I’ve noticed quite often that when someone, say, at church dies, who I might have known for a couple decades, they always have a back story revealed at the funeral I would not have imagined. Whereas the stories of public figures – actors, singers, and the like – are usually well-known to me.
So I was surprised that I was surprised to learn much more about Robert Culp, the actor who died last week at the age of 79. Not only was he a performer but also a writer and sometime director, often of the series on which he was performing at the time.
I knew Culp him best as Kelly Robinson on I Spy, partnering up with Bill Cosby’s Alexander Scott. Cosby was a well-regarded young comedian, but known for his stand-up routines, not dramatic performances. Yet Sheldon Leonard gave him the job, Cosby got three Emmys in three years, and Cosby and Culp became good friends.
But what struck me when I get to Gordon’s very nice obit of Robert Culp was this book cover of the Whitman novelization Message from Moscow by Brandon Keith (1966). I read this story at least a few times in my early teen years, but oddly I don’t remember that much about it, except for one thing: the villain was quite literally “hoist by his own petard.”
I Spy: I watched that show religiously for the three years it was on. I venture to say 90% of black Americans watched it, just like most black folk watched Nat King Cole’s short-lived variety show a decade earlier. There just weren’t that many opportunities to see people of color on the screen – and when you did, they were often in minor, often demeaning roles.
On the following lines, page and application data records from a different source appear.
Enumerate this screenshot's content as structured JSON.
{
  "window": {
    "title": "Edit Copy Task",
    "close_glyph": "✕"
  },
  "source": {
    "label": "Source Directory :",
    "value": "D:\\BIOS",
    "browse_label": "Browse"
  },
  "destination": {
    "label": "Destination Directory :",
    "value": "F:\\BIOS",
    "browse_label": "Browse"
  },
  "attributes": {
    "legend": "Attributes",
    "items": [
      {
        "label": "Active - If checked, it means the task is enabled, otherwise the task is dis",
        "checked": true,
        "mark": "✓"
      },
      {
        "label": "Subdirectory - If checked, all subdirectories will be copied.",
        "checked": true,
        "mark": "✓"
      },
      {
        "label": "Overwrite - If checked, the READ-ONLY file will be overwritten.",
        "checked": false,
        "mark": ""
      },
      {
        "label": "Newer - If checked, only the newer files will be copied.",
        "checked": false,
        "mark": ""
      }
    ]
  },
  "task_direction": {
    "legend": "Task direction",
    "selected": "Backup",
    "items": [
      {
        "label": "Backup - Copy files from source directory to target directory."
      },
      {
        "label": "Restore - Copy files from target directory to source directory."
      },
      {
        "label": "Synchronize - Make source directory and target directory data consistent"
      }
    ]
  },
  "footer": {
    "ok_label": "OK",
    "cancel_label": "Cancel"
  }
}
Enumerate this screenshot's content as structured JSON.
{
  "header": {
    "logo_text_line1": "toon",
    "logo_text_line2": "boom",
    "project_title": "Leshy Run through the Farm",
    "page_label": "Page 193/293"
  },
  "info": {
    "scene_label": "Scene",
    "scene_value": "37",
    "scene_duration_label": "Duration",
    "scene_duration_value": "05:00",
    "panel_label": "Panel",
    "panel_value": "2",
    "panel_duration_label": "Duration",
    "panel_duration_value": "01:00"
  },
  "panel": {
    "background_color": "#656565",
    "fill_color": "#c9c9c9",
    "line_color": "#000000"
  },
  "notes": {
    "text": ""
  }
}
I appreciated how both Culp and Cosby demanded that Cosby’s race not be a centerpiece of the show. I may have to go to HULU and catch an episode or two to see if it is as good as I remember it.
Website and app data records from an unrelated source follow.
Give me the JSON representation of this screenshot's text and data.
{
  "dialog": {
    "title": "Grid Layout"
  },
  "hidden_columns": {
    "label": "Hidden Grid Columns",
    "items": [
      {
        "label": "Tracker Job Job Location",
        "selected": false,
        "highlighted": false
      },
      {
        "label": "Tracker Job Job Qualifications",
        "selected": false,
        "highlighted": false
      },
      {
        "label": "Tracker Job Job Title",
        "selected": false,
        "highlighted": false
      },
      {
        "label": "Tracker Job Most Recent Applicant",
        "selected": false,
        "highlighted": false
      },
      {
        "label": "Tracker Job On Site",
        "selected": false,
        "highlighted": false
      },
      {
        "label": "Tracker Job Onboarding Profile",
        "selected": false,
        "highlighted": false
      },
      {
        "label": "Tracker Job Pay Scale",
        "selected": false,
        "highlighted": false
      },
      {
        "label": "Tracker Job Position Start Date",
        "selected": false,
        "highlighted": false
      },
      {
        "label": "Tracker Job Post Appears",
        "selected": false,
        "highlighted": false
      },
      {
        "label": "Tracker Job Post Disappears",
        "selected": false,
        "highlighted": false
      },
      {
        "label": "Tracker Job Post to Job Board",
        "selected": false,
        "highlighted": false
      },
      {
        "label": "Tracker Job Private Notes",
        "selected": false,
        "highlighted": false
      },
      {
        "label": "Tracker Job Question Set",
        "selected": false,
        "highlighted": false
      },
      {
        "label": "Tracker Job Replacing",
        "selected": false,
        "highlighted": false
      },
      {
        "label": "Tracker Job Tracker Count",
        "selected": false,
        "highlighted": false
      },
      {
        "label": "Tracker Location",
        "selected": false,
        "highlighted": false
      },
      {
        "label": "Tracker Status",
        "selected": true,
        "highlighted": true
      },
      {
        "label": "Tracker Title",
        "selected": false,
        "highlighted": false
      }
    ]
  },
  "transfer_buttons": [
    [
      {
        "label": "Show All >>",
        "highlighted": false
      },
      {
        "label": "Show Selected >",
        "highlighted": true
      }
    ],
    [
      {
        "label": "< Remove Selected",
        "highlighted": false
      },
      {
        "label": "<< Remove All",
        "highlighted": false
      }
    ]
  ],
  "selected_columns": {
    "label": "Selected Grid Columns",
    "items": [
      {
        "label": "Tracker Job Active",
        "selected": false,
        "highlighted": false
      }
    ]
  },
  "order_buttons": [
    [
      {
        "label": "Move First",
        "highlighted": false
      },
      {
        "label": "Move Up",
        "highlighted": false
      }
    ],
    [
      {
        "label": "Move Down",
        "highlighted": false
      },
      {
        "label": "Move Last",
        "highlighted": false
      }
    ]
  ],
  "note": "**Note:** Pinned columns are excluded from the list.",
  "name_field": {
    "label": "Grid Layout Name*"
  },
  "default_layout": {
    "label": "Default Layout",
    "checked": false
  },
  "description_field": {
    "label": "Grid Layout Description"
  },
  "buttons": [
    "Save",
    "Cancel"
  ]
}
I should mention the passing of Dick Giordano, whose ascension to the position of DC Comics’ editor-in-chief corresponded to me starting at the comic book store FantaCo, in 1980. I wasn’t a big DC fan, but I did find myself picking up more of their books in the decade or so he was in charge far more than in the period before. I have a vague recollection meeting him once very briefly at the San Diego Comic Con, and he didn’t SEEM like a corporate stuffed shirt. I suspect that was because, most of all, he was an artist, specifically a quality inker, so he was inclined to try to undersand and appreciate the artist POV. A much better remembrance here.
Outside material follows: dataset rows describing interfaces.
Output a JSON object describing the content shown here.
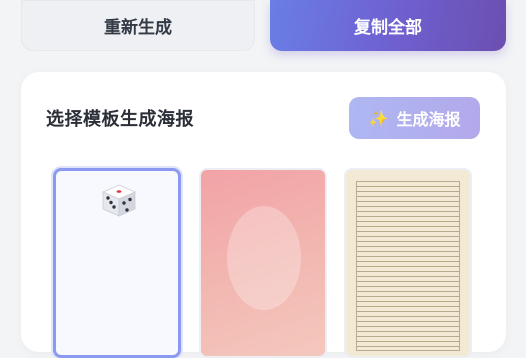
{
  "actions": {
    "regenerate_label": "重新生成",
    "copy_all_label": "复制全部"
  },
  "template_panel": {
    "title": "选择模板生成海报",
    "generate_label": "生成海报",
    "generate_icon": "sparkles-icon",
    "templates": [
      {
        "name": "dice-template",
        "icon": "dice-icon",
        "selected": true
      },
      {
        "name": "pink-gradient-template",
        "selected": false
      },
      {
        "name": "lined-paper-template",
        "selected": false
      }
    ]
  },
  "colors": {
    "accent_start": "#6a7ee6",
    "accent_end": "#6b4fb0",
    "selected_border": "#8b9af0",
    "pink": "#f2a2a6",
    "paper": "#f2ead5"
  }
}
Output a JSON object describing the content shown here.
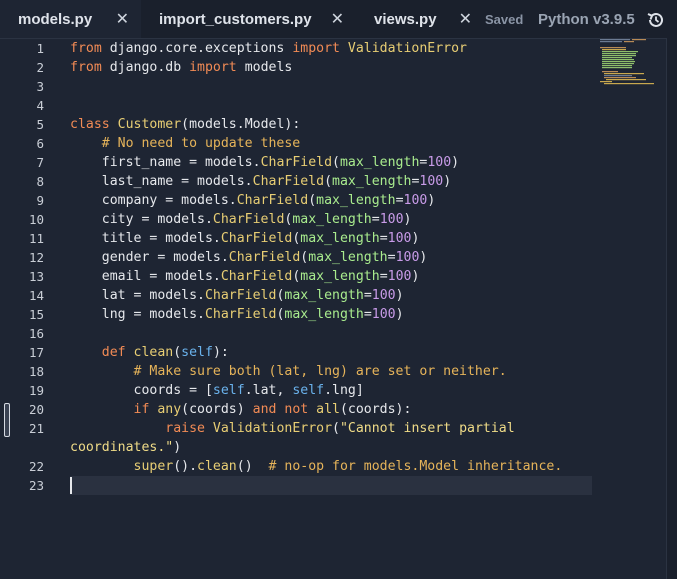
{
  "tabs": [
    {
      "label": "models.py",
      "active": true,
      "close": "✕"
    },
    {
      "label": "import_customers.py",
      "active": false,
      "close": "✕"
    },
    {
      "label": "views.py",
      "active": false,
      "close": "✕"
    }
  ],
  "status": {
    "saved": "Saved",
    "language": "Python v3.9.5",
    "icon": "history-icon"
  },
  "colors": {
    "background": "#1e2533",
    "keyword": "#f28b55",
    "function": "#e8ce74",
    "comment": "#e6b45a",
    "param": "#a9ec8e",
    "number": "#c89be8",
    "self": "#6ab2ec",
    "string": "#f0dc88"
  },
  "lines": [
    {
      "n": "1",
      "tokens": [
        [
          "kw",
          "from"
        ],
        [
          "tx",
          " django.core.exceptions "
        ],
        [
          "kw",
          "import"
        ],
        [
          "fn",
          " ValidationError"
        ]
      ]
    },
    {
      "n": "2",
      "tokens": [
        [
          "kw",
          "from"
        ],
        [
          "tx",
          " django.db "
        ],
        [
          "kw",
          "import"
        ],
        [
          "tx",
          " models"
        ]
      ]
    },
    {
      "n": "3",
      "tokens": []
    },
    {
      "n": "4",
      "tokens": []
    },
    {
      "n": "5",
      "tokens": [
        [
          "kw",
          "class"
        ],
        [
          "fn",
          " Customer"
        ],
        [
          "tx",
          "(models.Model):"
        ]
      ]
    },
    {
      "n": "6",
      "tokens": [
        [
          "cm",
          "    # No need to update these"
        ]
      ]
    },
    {
      "n": "7",
      "tokens": [
        [
          "tx",
          "    first_name = models."
        ],
        [
          "fn",
          "CharField"
        ],
        [
          "tx",
          "("
        ],
        [
          "pa",
          "max_length"
        ],
        [
          "tx",
          "="
        ],
        [
          "nu",
          "100"
        ],
        [
          "tx",
          ")"
        ]
      ]
    },
    {
      "n": "8",
      "tokens": [
        [
          "tx",
          "    last_name = models."
        ],
        [
          "fn",
          "CharField"
        ],
        [
          "tx",
          "("
        ],
        [
          "pa",
          "max_length"
        ],
        [
          "tx",
          "="
        ],
        [
          "nu",
          "100"
        ],
        [
          "tx",
          ")"
        ]
      ]
    },
    {
      "n": "9",
      "tokens": [
        [
          "tx",
          "    company = models."
        ],
        [
          "fn",
          "CharField"
        ],
        [
          "tx",
          "("
        ],
        [
          "pa",
          "max_length"
        ],
        [
          "tx",
          "="
        ],
        [
          "nu",
          "100"
        ],
        [
          "tx",
          ")"
        ]
      ]
    },
    {
      "n": "10",
      "tokens": [
        [
          "tx",
          "    city = models."
        ],
        [
          "fn",
          "CharField"
        ],
        [
          "tx",
          "("
        ],
        [
          "pa",
          "max_length"
        ],
        [
          "tx",
          "="
        ],
        [
          "nu",
          "100"
        ],
        [
          "tx",
          ")"
        ]
      ]
    },
    {
      "n": "11",
      "tokens": [
        [
          "tx",
          "    title = models."
        ],
        [
          "fn",
          "CharField"
        ],
        [
          "tx",
          "("
        ],
        [
          "pa",
          "max_length"
        ],
        [
          "tx",
          "="
        ],
        [
          "nu",
          "100"
        ],
        [
          "tx",
          ")"
        ]
      ]
    },
    {
      "n": "12",
      "tokens": [
        [
          "tx",
          "    gender = models."
        ],
        [
          "fn",
          "CharField"
        ],
        [
          "tx",
          "("
        ],
        [
          "pa",
          "max_length"
        ],
        [
          "tx",
          "="
        ],
        [
          "nu",
          "100"
        ],
        [
          "tx",
          ")"
        ]
      ]
    },
    {
      "n": "13",
      "tokens": [
        [
          "tx",
          "    email = models."
        ],
        [
          "fn",
          "CharField"
        ],
        [
          "tx",
          "("
        ],
        [
          "pa",
          "max_length"
        ],
        [
          "tx",
          "="
        ],
        [
          "nu",
          "100"
        ],
        [
          "tx",
          ")"
        ]
      ]
    },
    {
      "n": "14",
      "tokens": [
        [
          "tx",
          "    lat = models."
        ],
        [
          "fn",
          "CharField"
        ],
        [
          "tx",
          "("
        ],
        [
          "pa",
          "max_length"
        ],
        [
          "tx",
          "="
        ],
        [
          "nu",
          "100"
        ],
        [
          "tx",
          ")"
        ]
      ]
    },
    {
      "n": "15",
      "tokens": [
        [
          "tx",
          "    lng = models."
        ],
        [
          "fn",
          "CharField"
        ],
        [
          "tx",
          "("
        ],
        [
          "pa",
          "max_length"
        ],
        [
          "tx",
          "="
        ],
        [
          "nu",
          "100"
        ],
        [
          "tx",
          ")"
        ]
      ]
    },
    {
      "n": "16",
      "tokens": []
    },
    {
      "n": "17",
      "tokens": [
        [
          "kw",
          "    def"
        ],
        [
          "fn",
          " clean"
        ],
        [
          "tx",
          "("
        ],
        [
          "se",
          "self"
        ],
        [
          "tx",
          "):"
        ]
      ]
    },
    {
      "n": "18",
      "tokens": [
        [
          "cm",
          "        # Make sure both (lat, lng) are set or neither."
        ]
      ]
    },
    {
      "n": "19",
      "tokens": [
        [
          "tx",
          "        coords = ["
        ],
        [
          "se",
          "self"
        ],
        [
          "tx",
          ".lat, "
        ],
        [
          "se",
          "self"
        ],
        [
          "tx",
          ".lng]"
        ]
      ]
    },
    {
      "n": "20",
      "tokens": [
        [
          "kw",
          "        if"
        ],
        [
          "fn",
          " any"
        ],
        [
          "tx",
          "(coords) "
        ],
        [
          "kw",
          "and not"
        ],
        [
          "fn",
          " all"
        ],
        [
          "tx",
          "(coords):"
        ]
      ]
    },
    {
      "n": "21",
      "tokens": [
        [
          "kw",
          "            raise"
        ],
        [
          "fn",
          " ValidationError"
        ],
        [
          "tx",
          "("
        ],
        [
          "st",
          "\"Cannot insert partial"
        ]
      ]
    },
    {
      "n": "",
      "tokens": [
        [
          "st",
          "coordinates.\""
        ],
        [
          "tx",
          ")"
        ]
      ]
    },
    {
      "n": "22",
      "tokens": [
        [
          "fn",
          "        super"
        ],
        [
          "tx",
          "()."
        ],
        [
          "fn",
          "clean"
        ],
        [
          "tx",
          "()  "
        ],
        [
          "cm",
          "# no-op for models.Model inheritance."
        ]
      ]
    },
    {
      "n": "23",
      "tokens": []
    }
  ]
}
Oh, and this is coincidentally related. My buddy Steve Bissette has been musing at length about Forgotten Comics Wars of the mid to late 1980s. Subtitled How Angry Freelancers Made It Possible for A New Mainstream Comics Era (Including Vertigo) to Exist, it is a very interesting take on an era when I was actively involved in the retail comics biz. I was going to compile the 12 parts once they were all released, but Mark Evanier, bless him, beat me to it. And ME notes: “That last installment has bittersweet meaning because of the recent passing of Dick Giordano, who was in the midst of the controversy.”